-- What the task requires --
Your task is to show every line in the listing below that includes "NoahHugbox".

-- Records provided --
---+---
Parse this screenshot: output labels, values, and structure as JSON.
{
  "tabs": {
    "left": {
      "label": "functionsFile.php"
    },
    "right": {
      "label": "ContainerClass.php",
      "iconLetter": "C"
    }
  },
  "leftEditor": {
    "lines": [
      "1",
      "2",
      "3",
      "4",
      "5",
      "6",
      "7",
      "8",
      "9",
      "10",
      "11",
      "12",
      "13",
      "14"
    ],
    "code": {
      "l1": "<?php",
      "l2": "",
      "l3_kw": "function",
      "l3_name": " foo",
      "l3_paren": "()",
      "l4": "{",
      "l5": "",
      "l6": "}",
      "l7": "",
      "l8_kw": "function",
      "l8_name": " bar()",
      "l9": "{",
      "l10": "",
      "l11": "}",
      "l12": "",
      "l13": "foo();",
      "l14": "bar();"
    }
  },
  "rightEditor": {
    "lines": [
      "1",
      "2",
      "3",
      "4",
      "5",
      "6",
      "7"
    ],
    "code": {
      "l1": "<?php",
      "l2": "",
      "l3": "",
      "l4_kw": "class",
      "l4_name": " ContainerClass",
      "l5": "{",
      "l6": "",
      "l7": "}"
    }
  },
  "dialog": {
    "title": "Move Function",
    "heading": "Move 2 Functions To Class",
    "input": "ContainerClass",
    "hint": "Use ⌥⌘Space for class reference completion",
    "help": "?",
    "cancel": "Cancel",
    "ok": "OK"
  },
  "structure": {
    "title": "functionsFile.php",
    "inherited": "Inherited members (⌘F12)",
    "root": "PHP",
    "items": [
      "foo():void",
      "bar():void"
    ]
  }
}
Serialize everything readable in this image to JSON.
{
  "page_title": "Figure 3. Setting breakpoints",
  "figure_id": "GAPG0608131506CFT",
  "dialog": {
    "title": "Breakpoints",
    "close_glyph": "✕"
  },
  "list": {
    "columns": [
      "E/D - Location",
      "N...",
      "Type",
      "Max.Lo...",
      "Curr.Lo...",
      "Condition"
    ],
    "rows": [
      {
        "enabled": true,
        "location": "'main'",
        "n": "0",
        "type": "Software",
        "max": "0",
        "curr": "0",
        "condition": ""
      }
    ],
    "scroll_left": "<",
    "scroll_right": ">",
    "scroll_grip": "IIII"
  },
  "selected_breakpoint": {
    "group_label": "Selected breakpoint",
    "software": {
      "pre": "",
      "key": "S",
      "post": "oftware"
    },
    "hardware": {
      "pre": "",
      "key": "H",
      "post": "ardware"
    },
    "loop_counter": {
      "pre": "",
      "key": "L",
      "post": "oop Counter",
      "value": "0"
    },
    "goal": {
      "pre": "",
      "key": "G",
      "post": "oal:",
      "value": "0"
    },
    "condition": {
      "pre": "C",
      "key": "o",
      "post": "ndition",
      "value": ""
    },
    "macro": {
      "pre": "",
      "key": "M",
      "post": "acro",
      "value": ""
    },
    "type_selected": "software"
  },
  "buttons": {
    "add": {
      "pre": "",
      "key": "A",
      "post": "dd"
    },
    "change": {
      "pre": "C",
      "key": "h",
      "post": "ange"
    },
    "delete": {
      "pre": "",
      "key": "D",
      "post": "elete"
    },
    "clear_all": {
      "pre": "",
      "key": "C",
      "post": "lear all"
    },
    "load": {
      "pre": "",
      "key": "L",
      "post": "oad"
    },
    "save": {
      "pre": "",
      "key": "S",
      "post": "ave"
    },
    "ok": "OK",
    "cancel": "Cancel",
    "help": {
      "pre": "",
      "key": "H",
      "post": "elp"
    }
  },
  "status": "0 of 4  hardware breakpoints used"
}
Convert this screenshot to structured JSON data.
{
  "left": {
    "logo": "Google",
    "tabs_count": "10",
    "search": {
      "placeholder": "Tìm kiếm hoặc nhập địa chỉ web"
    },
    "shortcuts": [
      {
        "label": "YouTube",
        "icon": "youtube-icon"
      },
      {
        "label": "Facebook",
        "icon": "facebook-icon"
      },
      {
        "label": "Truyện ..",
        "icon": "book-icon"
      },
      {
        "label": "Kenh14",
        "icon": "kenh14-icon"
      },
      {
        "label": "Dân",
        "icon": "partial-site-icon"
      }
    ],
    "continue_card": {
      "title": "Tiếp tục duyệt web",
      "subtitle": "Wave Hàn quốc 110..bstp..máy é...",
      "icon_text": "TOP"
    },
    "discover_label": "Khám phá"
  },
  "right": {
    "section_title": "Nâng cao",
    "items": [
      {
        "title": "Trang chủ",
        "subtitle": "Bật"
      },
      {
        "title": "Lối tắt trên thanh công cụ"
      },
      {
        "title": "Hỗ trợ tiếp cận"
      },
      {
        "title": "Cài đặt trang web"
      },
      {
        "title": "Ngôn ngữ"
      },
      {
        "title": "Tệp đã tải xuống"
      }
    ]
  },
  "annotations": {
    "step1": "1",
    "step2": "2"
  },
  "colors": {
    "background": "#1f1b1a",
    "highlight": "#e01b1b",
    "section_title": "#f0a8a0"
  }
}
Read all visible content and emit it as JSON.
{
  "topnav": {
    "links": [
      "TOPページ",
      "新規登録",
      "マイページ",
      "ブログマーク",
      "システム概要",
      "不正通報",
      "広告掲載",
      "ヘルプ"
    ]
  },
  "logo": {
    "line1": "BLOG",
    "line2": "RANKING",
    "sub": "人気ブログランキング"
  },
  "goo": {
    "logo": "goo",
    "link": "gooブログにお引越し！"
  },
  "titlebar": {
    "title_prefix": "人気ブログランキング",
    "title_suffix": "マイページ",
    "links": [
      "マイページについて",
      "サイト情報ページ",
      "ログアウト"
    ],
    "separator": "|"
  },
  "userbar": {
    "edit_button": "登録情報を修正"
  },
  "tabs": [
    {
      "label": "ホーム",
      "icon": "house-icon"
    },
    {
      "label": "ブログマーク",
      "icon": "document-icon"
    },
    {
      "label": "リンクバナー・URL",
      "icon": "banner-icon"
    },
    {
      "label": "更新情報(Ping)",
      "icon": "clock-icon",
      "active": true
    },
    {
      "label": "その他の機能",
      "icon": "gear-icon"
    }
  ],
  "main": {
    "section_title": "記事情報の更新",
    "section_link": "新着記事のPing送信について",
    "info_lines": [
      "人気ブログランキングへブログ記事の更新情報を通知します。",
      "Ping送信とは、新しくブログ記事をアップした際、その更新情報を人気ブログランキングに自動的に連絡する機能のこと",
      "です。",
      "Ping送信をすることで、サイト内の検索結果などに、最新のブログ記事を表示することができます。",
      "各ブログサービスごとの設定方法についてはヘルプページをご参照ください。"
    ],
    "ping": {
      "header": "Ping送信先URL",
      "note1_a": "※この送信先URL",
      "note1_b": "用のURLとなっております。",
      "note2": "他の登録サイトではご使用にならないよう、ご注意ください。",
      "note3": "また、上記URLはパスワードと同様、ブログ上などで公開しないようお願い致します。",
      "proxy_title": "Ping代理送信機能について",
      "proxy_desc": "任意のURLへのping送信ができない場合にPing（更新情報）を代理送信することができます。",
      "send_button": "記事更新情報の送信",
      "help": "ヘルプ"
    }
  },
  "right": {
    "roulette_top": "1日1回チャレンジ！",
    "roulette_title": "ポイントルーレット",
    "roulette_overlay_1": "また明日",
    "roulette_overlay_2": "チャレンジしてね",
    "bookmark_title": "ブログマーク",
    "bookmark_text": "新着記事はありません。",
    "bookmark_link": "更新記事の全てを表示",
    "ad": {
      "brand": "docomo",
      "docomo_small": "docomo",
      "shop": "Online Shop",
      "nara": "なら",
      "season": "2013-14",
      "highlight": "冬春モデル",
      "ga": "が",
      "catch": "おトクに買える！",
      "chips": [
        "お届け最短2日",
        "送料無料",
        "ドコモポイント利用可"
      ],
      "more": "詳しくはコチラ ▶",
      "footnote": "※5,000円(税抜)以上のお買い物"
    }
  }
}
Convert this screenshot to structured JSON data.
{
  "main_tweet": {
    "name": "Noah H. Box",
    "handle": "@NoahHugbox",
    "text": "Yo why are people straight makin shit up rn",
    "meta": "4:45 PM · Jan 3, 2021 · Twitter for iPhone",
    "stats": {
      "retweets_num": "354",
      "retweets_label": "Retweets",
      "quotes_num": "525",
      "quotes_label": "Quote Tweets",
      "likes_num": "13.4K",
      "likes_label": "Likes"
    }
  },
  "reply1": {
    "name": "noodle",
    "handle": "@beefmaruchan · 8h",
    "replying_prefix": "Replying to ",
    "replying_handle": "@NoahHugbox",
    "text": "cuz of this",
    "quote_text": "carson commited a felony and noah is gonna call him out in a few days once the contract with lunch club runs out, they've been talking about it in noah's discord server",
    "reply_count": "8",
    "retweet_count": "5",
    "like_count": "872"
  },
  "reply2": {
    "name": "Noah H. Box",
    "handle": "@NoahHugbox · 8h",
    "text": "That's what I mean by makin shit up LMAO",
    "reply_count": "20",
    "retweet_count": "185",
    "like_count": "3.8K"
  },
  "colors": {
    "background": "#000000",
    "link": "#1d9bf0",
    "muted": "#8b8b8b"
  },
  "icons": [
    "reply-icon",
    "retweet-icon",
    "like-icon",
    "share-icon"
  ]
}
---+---
-- Solution for this task --
    "handle": "@NoahHugbox",
    "replying_handle": "@NoahHugbox",
    "handle": "@NoahHugbox · 8h",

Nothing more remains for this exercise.